- **WHAT IS REQUIRED**: Retype all data exactly as given. Pictures should not be retyped.

Website and app data records:
-- Opening Marker --

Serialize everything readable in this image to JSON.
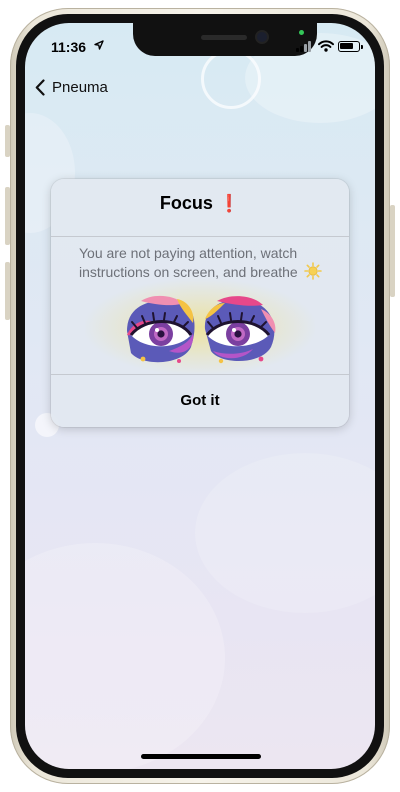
{
  "status_bar": {
    "time": "11:36",
    "location_icon": "location-arrow-icon",
    "signal_icon": "cellular-signal-icon",
    "wifi_icon": "wifi-icon",
    "battery_icon": "battery-icon"
  },
  "nav": {
    "back_label": "Pneuma",
    "back_icon": "chevron-left-icon"
  },
  "alert": {
    "title": "Focus",
    "title_emoji": "❗",
    "message": "You are not paying attention, watch instructions on screen, and breathe",
    "message_icon": "sun-icon",
    "illustration": "eyes-illustration",
    "button_label": "Got it"
  },
  "colors": {
    "accent_red": "#e0242a",
    "alert_background": "#e2e8f0",
    "message_text": "#6d7078"
  }
}
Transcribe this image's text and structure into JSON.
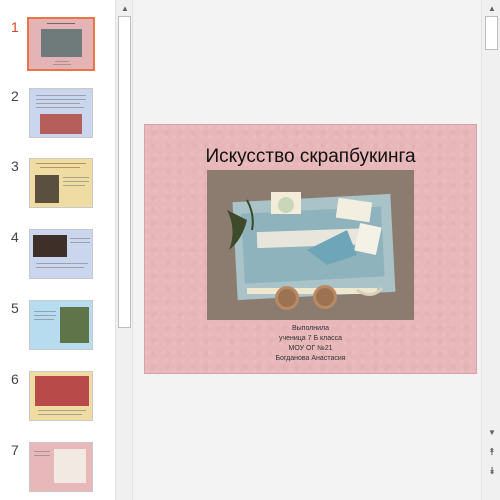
{
  "thumbnails": [
    {
      "number": "1",
      "active": true
    },
    {
      "number": "2",
      "active": false
    },
    {
      "number": "3",
      "active": false
    },
    {
      "number": "4",
      "active": false
    },
    {
      "number": "5",
      "active": false
    },
    {
      "number": "6",
      "active": false
    },
    {
      "number": "7",
      "active": false
    }
  ],
  "slide": {
    "title": "Искусство скрапбукинга",
    "caption_lines": [
      "Выполнила",
      "ученица 7 Б класса",
      "МОУ ОГ №21",
      "Богданова Анастасия"
    ]
  },
  "scrollbars": {
    "up_arrow": "▲",
    "down_arrow": "▼",
    "prev_slide": "⯭",
    "next_slide": "⯯"
  },
  "colors": {
    "active_number": "#d24726",
    "active_border": "#e8754a",
    "slide_background": "#e8b7b9"
  }
}
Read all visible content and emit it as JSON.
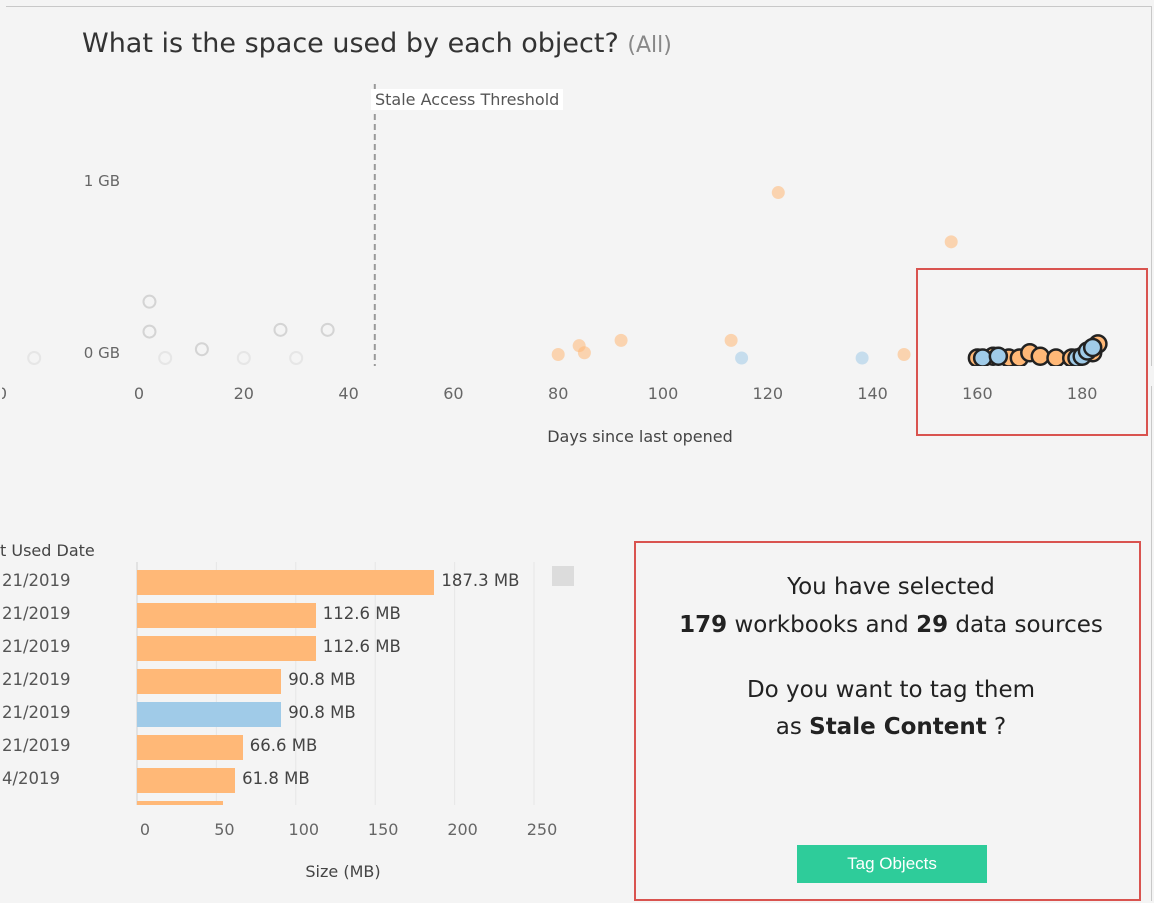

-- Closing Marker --

- **FINISHED TASK**:
Serialize everything readable in this image to JSON.
{
  "status_bar": {
    "time": "11:36",
    "location_icon": "location-arrow-icon",
    "signal_icon": "cellular-signal-icon",
    "wifi_icon": "wifi-icon",
    "battery_icon": "battery-icon"
  },
  "nav": {
    "back_label": "Pneuma",
    "back_icon": "chevron-left-icon"
  },
  "alert": {
    "title": "Focus",
    "title_emoji": "❗",
    "message": "You are not paying attention, watch instructions on screen, and breathe",
    "message_icon": "sun-icon",
    "illustration": "eyes-illustration",
    "button_label": "Got it"
  },
  "colors": {
    "accent_red": "#e0242a",
    "alert_background": "#e2e8f0",
    "message_text": "#6d7078"
  }
}
Transcribe this image's text and structure into JSON.
{
  "thumbnails": [
    {
      "number": "1",
      "active": true
    },
    {
      "number": "2",
      "active": false
    },
    {
      "number": "3",
      "active": false
    },
    {
      "number": "4",
      "active": false
    },
    {
      "number": "5",
      "active": false
    },
    {
      "number": "6",
      "active": false
    },
    {
      "number": "7",
      "active": false
    }
  ],
  "slide": {
    "title": "Искусство скрапбукинга",
    "caption_lines": [
      "Выполнила",
      "ученица 7 Б класса",
      "МОУ ОГ №21",
      "Богданова Анастасия"
    ]
  },
  "scrollbars": {
    "up_arrow": "▲",
    "down_arrow": "▼",
    "prev_slide": "⯭",
    "next_slide": "⯯"
  },
  "colors": {
    "active_number": "#d24726",
    "active_border": "#e8754a",
    "slide_background": "#e8b7b9"
  }
}
Read all visible content and emit it as JSON.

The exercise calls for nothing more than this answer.